WARNER ROBINS -- The number of jobs to be cut at Robins Air Force Base could nearly double under a local initiative that targets the 402nd Maintenance Wing.
The base previously had announced plans to cut up to 600 jobs through voluntary buyouts but now is looking to trim another 540 from the maintenance wing, which employs about 9,000. That could mean up to 1,140 people off the payroll by the end of April.
Though Maj. Gen. Robert McMahon, commander of the Warner Robins Air Logistics Center, announced in January that there would be cuts to the maintenance wing, how many wasn’t publicly known until now.
With more than 1,200 people base-wide having applied for buyouts by Sunday’s deadline, involuntary separations won’t be necessary, said Max Wyche, personnel director at Robins.
The 600 job cuts are part of an Air Force-wide initiative to reduce personnel ranks by 16,500, and the maintenance wing was not included in an initial round of buyouts. The wing is funded through a separate account.
The maintenance wing cuts are a local initiative. Layoffs were a possibility to meet the 600 figure if enough people had not applied, but Wyche said even if not enough people applied to meet the 540 target in the maintenance wing, layoffs would not be needed.
The 540 figure was reached after a study of the expected workload, which is done each year, said Col. Evan Miller, commander of the 402nd Maintenance Wing. Although 700 people in the wing have applied for buyouts, it could be that fewer than 540 will be accepted because some who have applied may work in areas where the need is greater.
In the first round of buyouts that began last November, 238 people were accepted and were off the payroll by the end of the year. A second round began Jan. 9. The base began making offers Wednesday, and those who accepted must leave by April 30.
Wyche said there are no plans for another round of buyouts or forced reductions.
So far the impact on the local economy may be minimal. Wyche said previously that of the 238 people who separated, all but two were retiring, meaning they will still be getting a paycheck.

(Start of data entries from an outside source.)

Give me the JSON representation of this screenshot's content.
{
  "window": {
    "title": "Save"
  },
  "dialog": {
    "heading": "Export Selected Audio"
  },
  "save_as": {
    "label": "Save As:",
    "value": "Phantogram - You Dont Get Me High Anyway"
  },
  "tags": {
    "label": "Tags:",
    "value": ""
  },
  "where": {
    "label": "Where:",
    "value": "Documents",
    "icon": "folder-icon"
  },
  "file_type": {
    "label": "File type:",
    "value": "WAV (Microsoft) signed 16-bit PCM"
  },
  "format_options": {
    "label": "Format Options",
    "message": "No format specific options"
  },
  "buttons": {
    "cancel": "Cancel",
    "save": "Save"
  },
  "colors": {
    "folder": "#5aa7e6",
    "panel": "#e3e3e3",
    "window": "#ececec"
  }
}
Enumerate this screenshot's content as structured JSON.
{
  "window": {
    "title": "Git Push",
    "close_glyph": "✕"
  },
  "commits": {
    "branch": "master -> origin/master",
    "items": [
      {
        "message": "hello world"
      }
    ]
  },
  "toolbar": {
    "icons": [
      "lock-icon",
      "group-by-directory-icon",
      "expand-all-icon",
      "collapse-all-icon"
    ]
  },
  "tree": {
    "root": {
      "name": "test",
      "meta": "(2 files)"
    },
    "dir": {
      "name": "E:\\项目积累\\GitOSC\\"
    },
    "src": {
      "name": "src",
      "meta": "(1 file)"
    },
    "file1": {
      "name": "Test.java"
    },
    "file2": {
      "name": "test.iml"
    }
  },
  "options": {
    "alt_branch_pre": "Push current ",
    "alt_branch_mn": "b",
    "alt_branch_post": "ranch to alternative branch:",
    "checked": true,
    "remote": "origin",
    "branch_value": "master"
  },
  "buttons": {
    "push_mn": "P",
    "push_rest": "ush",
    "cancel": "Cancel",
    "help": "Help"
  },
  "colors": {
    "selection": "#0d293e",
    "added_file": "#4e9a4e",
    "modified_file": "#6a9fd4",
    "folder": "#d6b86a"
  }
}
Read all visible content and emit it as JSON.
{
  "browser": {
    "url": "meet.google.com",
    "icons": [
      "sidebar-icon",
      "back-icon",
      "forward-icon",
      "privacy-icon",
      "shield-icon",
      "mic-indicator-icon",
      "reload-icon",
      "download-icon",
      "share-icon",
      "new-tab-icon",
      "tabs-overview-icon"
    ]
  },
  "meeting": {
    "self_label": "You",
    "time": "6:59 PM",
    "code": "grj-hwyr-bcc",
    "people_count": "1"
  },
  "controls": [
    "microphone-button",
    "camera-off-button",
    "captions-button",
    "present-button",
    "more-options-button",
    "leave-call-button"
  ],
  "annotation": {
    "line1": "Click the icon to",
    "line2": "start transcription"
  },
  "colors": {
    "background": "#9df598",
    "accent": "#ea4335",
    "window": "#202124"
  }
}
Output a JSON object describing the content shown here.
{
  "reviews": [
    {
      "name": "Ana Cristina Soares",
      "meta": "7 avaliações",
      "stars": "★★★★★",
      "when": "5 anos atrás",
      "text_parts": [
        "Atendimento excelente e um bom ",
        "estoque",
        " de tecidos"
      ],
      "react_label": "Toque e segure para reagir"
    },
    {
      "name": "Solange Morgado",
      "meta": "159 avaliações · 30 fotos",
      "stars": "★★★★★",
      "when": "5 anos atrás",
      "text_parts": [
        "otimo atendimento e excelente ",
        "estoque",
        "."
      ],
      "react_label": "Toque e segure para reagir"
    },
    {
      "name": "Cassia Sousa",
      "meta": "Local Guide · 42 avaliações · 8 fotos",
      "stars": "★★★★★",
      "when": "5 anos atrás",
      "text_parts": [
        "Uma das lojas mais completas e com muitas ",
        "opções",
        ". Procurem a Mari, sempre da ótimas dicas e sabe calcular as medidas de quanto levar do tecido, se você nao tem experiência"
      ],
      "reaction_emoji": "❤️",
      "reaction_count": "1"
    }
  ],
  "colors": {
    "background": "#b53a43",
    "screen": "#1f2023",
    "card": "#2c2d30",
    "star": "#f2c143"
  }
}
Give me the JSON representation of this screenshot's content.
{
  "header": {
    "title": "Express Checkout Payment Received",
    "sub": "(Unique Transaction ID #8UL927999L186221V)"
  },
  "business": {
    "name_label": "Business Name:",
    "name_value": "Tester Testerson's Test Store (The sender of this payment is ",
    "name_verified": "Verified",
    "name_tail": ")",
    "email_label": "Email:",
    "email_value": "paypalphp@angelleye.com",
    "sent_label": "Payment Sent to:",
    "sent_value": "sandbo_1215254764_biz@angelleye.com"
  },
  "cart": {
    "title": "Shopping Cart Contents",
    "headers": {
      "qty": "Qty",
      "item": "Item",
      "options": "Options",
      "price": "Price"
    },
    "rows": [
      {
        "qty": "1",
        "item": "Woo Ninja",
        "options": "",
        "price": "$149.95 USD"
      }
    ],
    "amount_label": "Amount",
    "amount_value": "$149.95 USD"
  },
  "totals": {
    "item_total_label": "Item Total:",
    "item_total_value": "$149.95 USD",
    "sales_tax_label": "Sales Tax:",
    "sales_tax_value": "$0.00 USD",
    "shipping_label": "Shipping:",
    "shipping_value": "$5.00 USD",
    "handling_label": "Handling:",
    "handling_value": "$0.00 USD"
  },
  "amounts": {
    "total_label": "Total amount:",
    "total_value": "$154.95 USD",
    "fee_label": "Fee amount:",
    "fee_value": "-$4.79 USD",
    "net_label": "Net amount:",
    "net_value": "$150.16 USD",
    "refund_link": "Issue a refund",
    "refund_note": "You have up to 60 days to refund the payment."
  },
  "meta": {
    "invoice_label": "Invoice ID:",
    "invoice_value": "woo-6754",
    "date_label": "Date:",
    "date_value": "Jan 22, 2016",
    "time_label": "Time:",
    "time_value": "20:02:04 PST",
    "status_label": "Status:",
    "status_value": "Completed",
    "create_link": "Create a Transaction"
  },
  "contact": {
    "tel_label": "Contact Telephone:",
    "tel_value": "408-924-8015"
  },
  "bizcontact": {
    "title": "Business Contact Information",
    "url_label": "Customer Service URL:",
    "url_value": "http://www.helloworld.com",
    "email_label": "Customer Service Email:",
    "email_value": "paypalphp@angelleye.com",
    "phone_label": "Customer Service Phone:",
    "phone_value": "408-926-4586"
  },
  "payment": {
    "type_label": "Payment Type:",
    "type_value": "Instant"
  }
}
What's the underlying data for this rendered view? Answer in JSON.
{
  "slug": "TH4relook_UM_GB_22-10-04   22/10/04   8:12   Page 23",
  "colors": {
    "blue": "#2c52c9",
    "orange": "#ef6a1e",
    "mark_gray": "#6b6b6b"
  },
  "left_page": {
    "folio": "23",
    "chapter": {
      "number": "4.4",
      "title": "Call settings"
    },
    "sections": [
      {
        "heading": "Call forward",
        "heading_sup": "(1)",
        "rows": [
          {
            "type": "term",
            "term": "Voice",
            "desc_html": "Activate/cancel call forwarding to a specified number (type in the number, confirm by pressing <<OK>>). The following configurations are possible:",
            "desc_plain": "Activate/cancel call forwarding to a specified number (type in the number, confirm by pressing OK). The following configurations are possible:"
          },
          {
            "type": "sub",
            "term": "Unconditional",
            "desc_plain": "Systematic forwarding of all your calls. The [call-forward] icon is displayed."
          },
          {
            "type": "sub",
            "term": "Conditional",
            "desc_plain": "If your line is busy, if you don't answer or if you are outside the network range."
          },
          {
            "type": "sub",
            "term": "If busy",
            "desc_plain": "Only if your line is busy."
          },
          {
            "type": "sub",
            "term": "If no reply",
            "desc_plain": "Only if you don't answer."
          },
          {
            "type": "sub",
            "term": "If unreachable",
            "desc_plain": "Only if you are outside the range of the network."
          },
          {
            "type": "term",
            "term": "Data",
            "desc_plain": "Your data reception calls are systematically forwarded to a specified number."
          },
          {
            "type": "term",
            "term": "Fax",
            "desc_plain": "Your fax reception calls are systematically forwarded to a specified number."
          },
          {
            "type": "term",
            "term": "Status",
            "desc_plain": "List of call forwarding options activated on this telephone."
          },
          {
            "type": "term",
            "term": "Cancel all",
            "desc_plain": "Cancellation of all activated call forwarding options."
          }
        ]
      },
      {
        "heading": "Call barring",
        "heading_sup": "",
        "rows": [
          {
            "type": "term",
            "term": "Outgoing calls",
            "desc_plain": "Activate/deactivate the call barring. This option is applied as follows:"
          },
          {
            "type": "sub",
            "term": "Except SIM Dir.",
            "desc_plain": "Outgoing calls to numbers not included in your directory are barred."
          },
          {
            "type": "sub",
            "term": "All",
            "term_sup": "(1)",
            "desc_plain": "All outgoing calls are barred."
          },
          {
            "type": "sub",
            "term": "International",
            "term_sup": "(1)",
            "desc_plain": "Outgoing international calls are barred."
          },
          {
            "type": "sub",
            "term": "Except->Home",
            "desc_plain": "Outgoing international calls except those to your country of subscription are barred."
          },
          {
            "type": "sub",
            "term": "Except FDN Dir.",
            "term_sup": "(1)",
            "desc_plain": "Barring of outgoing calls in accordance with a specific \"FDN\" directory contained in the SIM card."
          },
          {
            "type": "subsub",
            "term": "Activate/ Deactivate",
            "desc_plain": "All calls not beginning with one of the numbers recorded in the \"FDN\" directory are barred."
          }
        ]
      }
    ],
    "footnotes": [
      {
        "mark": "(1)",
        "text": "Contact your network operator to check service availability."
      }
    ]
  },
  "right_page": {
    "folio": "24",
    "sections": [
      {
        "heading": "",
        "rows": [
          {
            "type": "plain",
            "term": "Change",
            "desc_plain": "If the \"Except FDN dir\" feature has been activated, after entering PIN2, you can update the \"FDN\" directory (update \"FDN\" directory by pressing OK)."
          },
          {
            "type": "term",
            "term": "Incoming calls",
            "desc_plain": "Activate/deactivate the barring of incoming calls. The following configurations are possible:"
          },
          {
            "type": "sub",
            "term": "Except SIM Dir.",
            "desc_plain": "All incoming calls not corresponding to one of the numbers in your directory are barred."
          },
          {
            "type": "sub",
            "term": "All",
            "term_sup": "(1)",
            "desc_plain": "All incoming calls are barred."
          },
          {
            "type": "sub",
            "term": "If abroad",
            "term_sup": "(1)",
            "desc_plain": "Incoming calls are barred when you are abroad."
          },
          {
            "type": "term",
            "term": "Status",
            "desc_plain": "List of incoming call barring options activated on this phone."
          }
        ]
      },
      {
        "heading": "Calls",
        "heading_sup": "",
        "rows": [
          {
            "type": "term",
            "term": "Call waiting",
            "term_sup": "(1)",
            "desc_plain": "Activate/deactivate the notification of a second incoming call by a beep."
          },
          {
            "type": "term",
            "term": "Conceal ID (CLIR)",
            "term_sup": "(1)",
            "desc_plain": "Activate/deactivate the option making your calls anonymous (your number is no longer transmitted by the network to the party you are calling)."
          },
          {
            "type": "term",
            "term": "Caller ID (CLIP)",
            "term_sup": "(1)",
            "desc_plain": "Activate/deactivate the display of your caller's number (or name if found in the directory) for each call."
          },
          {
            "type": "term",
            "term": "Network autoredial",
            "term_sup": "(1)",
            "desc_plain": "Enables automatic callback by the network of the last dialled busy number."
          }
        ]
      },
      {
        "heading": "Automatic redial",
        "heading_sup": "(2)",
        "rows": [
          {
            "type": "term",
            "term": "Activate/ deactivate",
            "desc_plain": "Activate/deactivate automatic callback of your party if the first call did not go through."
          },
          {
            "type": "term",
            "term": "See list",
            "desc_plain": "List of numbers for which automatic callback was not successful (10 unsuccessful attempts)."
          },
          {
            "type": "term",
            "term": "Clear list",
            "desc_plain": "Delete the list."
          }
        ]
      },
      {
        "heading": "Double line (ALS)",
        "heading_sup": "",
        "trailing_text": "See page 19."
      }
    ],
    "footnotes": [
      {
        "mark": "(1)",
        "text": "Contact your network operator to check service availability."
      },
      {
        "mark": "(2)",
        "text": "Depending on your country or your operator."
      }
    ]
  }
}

He isn’t sure if that trend will be similar in the second round of buyouts.
Each person who accepts a buyout offer gets about $25,000, depending on their length of service.
Mary Therese Tebbe, executive director of the 21st Century Partnership, a community group that works to support the base, said it’s difficult to say what the economic impact of the buyouts will be. She said it’s important, however, that the reductions are voluntary, and she is hopeful those who are retiring will continue to live in the area.
“The bottom line is there will still be a very strong work force at Robins, and the work will still get done,” she said.
Even if the 540 target is met in the maintenance wing, employment rolls there will still likely be higher than just a couple of years ago. To meet the demands for aircraft in Iraq and Afghanistan, the base hired more than 800 new aircraft mechanics.
Wyche said overall he is pleased with how the buyout effort has gone and that involuntary force reductions will not be necessary.
To contact writer Wayne Crenshaw, call 256-9725.